## TASK INSTRUCTIONS
Return the data below unaltered, but strip out the pictures.

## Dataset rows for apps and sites
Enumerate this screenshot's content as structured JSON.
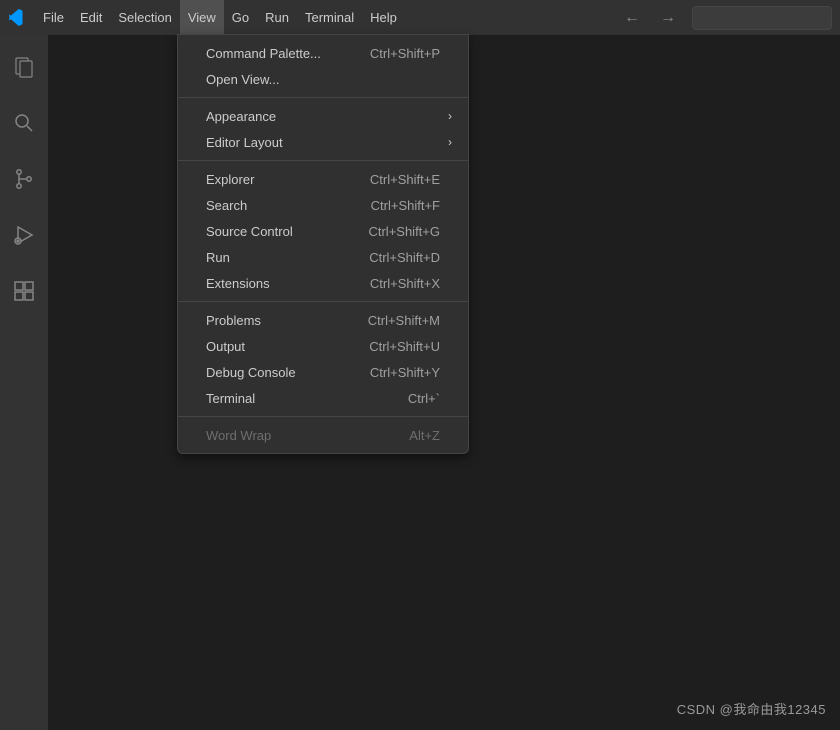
{
  "menubar": {
    "items": [
      "File",
      "Edit",
      "Selection",
      "View",
      "Go",
      "Run",
      "Terminal",
      "Help"
    ],
    "active_index": 3
  },
  "view_menu": {
    "groups": [
      [
        {
          "label": "Command Palette...",
          "shortcut": "Ctrl+Shift+P",
          "submenu": false
        },
        {
          "label": "Open View...",
          "shortcut": "",
          "submenu": false
        }
      ],
      [
        {
          "label": "Appearance",
          "shortcut": "",
          "submenu": true
        },
        {
          "label": "Editor Layout",
          "shortcut": "",
          "submenu": true
        }
      ],
      [
        {
          "label": "Explorer",
          "shortcut": "Ctrl+Shift+E",
          "submenu": false
        },
        {
          "label": "Search",
          "shortcut": "Ctrl+Shift+F",
          "submenu": false
        },
        {
          "label": "Source Control",
          "shortcut": "Ctrl+Shift+G",
          "submenu": false
        },
        {
          "label": "Run",
          "shortcut": "Ctrl+Shift+D",
          "submenu": false
        },
        {
          "label": "Extensions",
          "shortcut": "Ctrl+Shift+X",
          "submenu": false
        }
      ],
      [
        {
          "label": "Problems",
          "shortcut": "Ctrl+Shift+M",
          "submenu": false
        },
        {
          "label": "Output",
          "shortcut": "Ctrl+Shift+U",
          "submenu": false
        },
        {
          "label": "Debug Console",
          "shortcut": "Ctrl+Shift+Y",
          "submenu": false
        },
        {
          "label": "Terminal",
          "shortcut": "Ctrl+`",
          "submenu": false
        }
      ],
      [
        {
          "label": "Word Wrap",
          "shortcut": "Alt+Z",
          "submenu": false,
          "disabled": true
        }
      ]
    ]
  },
  "activity_bar": {
    "icons": [
      "explorer",
      "search",
      "source-control",
      "run-debug",
      "extensions"
    ]
  },
  "watermark": "CSDN @我命由我12345"
}
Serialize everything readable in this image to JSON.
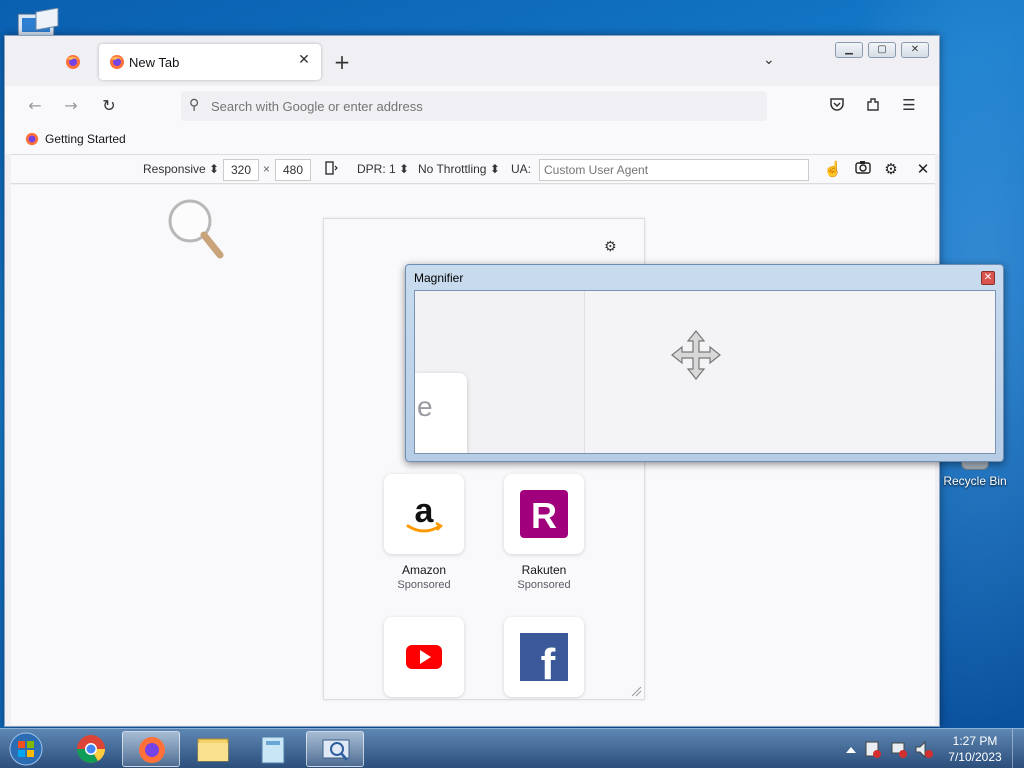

## ANSWER FOR THIS EXERCISE
Enumerate this screenshot's content as structured JSON.
{
  "menubar": {
    "items": [
      "File",
      "Edit",
      "Selection",
      "View",
      "Go",
      "Run",
      "Terminal",
      "Help"
    ],
    "active_index": 3
  },
  "view_menu": {
    "groups": [
      [
        {
          "label": "Command Palette...",
          "shortcut": "Ctrl+Shift+P",
          "submenu": false
        },
        {
          "label": "Open View...",
          "shortcut": "",
          "submenu": false
        }
      ],
      [
        {
          "label": "Appearance",
          "shortcut": "",
          "submenu": true
        },
        {
          "label": "Editor Layout",
          "shortcut": "",
          "submenu": true
        }
      ],
      [
        {
          "label": "Explorer",
          "shortcut": "Ctrl+Shift+E",
          "submenu": false
        },
        {
          "label": "Search",
          "shortcut": "Ctrl+Shift+F",
          "submenu": false
        },
        {
          "label": "Source Control",
          "shortcut": "Ctrl+Shift+G",
          "submenu": false
        },
        {
          "label": "Run",
          "shortcut": "Ctrl+Shift+D",
          "submenu": false
        },
        {
          "label": "Extensions",
          "shortcut": "Ctrl+Shift+X",
          "submenu": false
        }
      ],
      [
        {
          "label": "Problems",
          "shortcut": "Ctrl+Shift+M",
          "submenu": false
        },
        {
          "label": "Output",
          "shortcut": "Ctrl+Shift+U",
          "submenu": false
        },
        {
          "label": "Debug Console",
          "shortcut": "Ctrl+Shift+Y",
          "submenu": false
        },
        {
          "label": "Terminal",
          "shortcut": "Ctrl+`",
          "submenu": false
        }
      ],
      [
        {
          "label": "Word Wrap",
          "shortcut": "Alt+Z",
          "submenu": false,
          "disabled": true
        }
      ]
    ]
  },
  "activity_bar": {
    "icons": [
      "explorer",
      "search",
      "source-control",
      "run-debug",
      "extensions"
    ]
  },
  "watermark": "CSDN @我命由我12345"
}
Serialize everything readable in this image to JSON.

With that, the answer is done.